Records from a data collection:
══════

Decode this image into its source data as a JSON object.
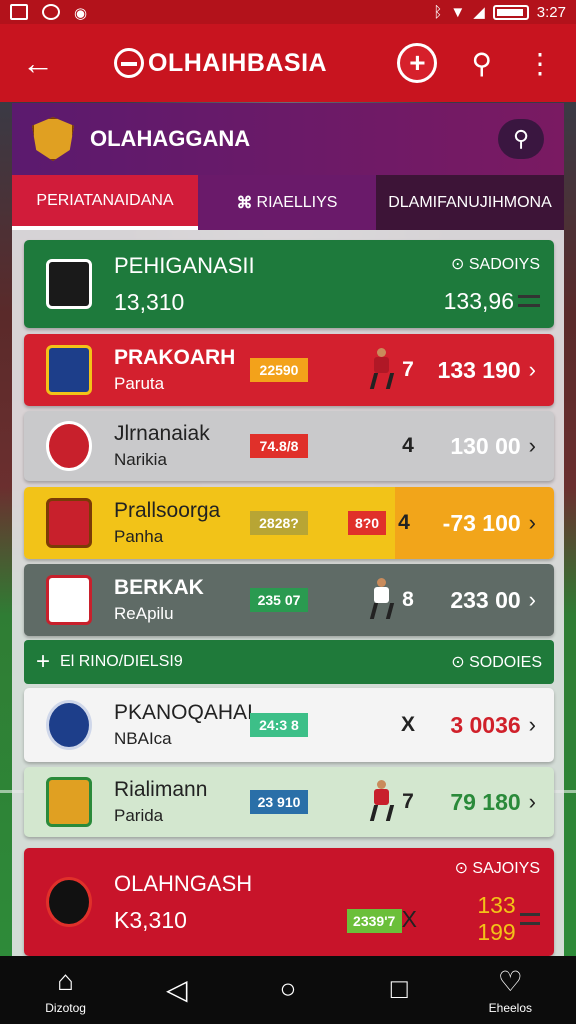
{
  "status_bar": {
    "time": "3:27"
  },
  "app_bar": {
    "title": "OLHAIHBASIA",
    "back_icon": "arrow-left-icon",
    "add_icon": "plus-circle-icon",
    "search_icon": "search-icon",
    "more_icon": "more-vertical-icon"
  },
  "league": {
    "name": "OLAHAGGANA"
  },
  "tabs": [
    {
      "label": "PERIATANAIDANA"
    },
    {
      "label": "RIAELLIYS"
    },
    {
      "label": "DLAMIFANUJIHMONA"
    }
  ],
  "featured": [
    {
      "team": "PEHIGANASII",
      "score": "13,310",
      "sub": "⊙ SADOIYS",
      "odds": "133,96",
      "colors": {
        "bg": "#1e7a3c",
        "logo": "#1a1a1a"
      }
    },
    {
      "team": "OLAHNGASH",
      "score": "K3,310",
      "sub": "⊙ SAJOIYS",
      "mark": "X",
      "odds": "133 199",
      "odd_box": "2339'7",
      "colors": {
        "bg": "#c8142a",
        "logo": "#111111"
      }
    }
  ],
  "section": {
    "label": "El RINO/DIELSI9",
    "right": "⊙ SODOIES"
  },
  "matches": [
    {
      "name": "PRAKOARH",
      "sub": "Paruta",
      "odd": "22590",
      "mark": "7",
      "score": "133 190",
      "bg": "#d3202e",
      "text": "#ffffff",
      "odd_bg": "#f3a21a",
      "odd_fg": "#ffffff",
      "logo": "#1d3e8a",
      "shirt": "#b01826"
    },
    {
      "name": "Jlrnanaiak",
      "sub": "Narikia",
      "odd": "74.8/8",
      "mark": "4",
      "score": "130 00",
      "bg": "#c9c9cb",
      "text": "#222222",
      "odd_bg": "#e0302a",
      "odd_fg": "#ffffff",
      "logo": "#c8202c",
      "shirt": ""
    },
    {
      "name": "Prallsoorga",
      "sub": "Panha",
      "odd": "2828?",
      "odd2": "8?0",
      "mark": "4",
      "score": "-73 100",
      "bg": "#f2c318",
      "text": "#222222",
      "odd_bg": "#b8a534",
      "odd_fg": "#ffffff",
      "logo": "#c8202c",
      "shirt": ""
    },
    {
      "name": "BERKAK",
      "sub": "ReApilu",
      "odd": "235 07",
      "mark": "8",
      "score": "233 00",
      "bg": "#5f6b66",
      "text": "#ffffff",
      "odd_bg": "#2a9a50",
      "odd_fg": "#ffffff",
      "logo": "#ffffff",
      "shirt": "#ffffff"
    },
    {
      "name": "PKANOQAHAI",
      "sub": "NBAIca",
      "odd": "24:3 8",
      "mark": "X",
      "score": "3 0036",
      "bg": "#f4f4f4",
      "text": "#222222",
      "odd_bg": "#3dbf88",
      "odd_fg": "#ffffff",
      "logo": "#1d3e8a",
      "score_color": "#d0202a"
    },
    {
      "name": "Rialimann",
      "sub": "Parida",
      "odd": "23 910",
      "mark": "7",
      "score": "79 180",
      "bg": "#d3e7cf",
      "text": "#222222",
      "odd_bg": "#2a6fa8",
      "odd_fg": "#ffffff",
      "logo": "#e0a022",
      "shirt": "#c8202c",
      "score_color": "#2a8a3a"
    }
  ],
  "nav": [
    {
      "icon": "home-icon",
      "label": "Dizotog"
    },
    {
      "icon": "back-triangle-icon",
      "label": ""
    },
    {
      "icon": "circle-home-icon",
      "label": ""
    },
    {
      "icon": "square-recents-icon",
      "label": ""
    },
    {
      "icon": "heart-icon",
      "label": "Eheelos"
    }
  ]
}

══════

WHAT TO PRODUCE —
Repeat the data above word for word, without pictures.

RESPONSE —
Decode this image into its source data as a JSON object.
{
  "status_bar": {
    "time": "3:27"
  },
  "app_bar": {
    "title": "OLHAIHBASIA",
    "back_icon": "arrow-left-icon",
    "add_icon": "plus-circle-icon",
    "search_icon": "search-icon",
    "more_icon": "more-vertical-icon"
  },
  "league": {
    "name": "OLAHAGGANA"
  },
  "tabs": [
    {
      "label": "PERIATANAIDANA"
    },
    {
      "label": "RIAELLIYS"
    },
    {
      "label": "DLAMIFANUJIHMONA"
    }
  ],
  "featured": [
    {
      "team": "PEHIGANASII",
      "score": "13,310",
      "sub": "⊙ SADOIYS",
      "odds": "133,96",
      "colors": {
        "bg": "#1e7a3c",
        "logo": "#1a1a1a"
      }
    },
    {
      "team": "OLAHNGASH",
      "score": "K3,310",
      "sub": "⊙ SAJOIYS",
      "mark": "X",
      "odds": "133 199",
      "odd_box": "2339'7",
      "colors": {
        "bg": "#c8142a",
        "logo": "#111111"
      }
    }
  ],
  "section": {
    "label": "El RINO/DIELSI9",
    "right": "⊙ SODOIES"
  },
  "matches": [
    {
      "name": "PRAKOARH",
      "sub": "Paruta",
      "odd": "22590",
      "mark": "7",
      "score": "133 190",
      "bg": "#d3202e",
      "text": "#ffffff",
      "odd_bg": "#f3a21a",
      "odd_fg": "#ffffff",
      "logo": "#1d3e8a",
      "shirt": "#b01826"
    },
    {
      "name": "Jlrnanaiak",
      "sub": "Narikia",
      "odd": "74.8/8",
      "mark": "4",
      "score": "130 00",
      "bg": "#c9c9cb",
      "text": "#222222",
      "odd_bg": "#e0302a",
      "odd_fg": "#ffffff",
      "logo": "#c8202c",
      "shirt": ""
    },
    {
      "name": "Prallsoorga",
      "sub": "Panha",
      "odd": "2828?",
      "odd2": "8?0",
      "mark": "4",
      "score": "-73 100",
      "bg": "#f2c318",
      "text": "#222222",
      "odd_bg": "#b8a534",
      "odd_fg": "#ffffff",
      "logo": "#c8202c",
      "shirt": ""
    },
    {
      "name": "BERKAK",
      "sub": "ReApilu",
      "odd": "235 07",
      "mark": "8",
      "score": "233 00",
      "bg": "#5f6b66",
      "text": "#ffffff",
      "odd_bg": "#2a9a50",
      "odd_fg": "#ffffff",
      "logo": "#ffffff",
      "shirt": "#ffffff"
    },
    {
      "name": "PKANOQAHAI",
      "sub": "NBAIca",
      "odd": "24:3 8",
      "mark": "X",
      "score": "3 0036",
      "bg": "#f4f4f4",
      "text": "#222222",
      "odd_bg": "#3dbf88",
      "odd_fg": "#ffffff",
      "logo": "#1d3e8a",
      "score_color": "#d0202a"
    },
    {
      "name": "Rialimann",
      "sub": "Parida",
      "odd": "23 910",
      "mark": "7",
      "score": "79 180",
      "bg": "#d3e7cf",
      "text": "#222222",
      "odd_bg": "#2a6fa8",
      "odd_fg": "#ffffff",
      "logo": "#e0a022",
      "shirt": "#c8202c",
      "score_color": "#2a8a3a"
    }
  ],
  "nav": [
    {
      "icon": "home-icon",
      "label": "Dizotog"
    },
    {
      "icon": "back-triangle-icon",
      "label": ""
    },
    {
      "icon": "circle-home-icon",
      "label": ""
    },
    {
      "icon": "square-recents-icon",
      "label": ""
    },
    {
      "icon": "heart-icon",
      "label": "Eheelos"
    }
  ]
}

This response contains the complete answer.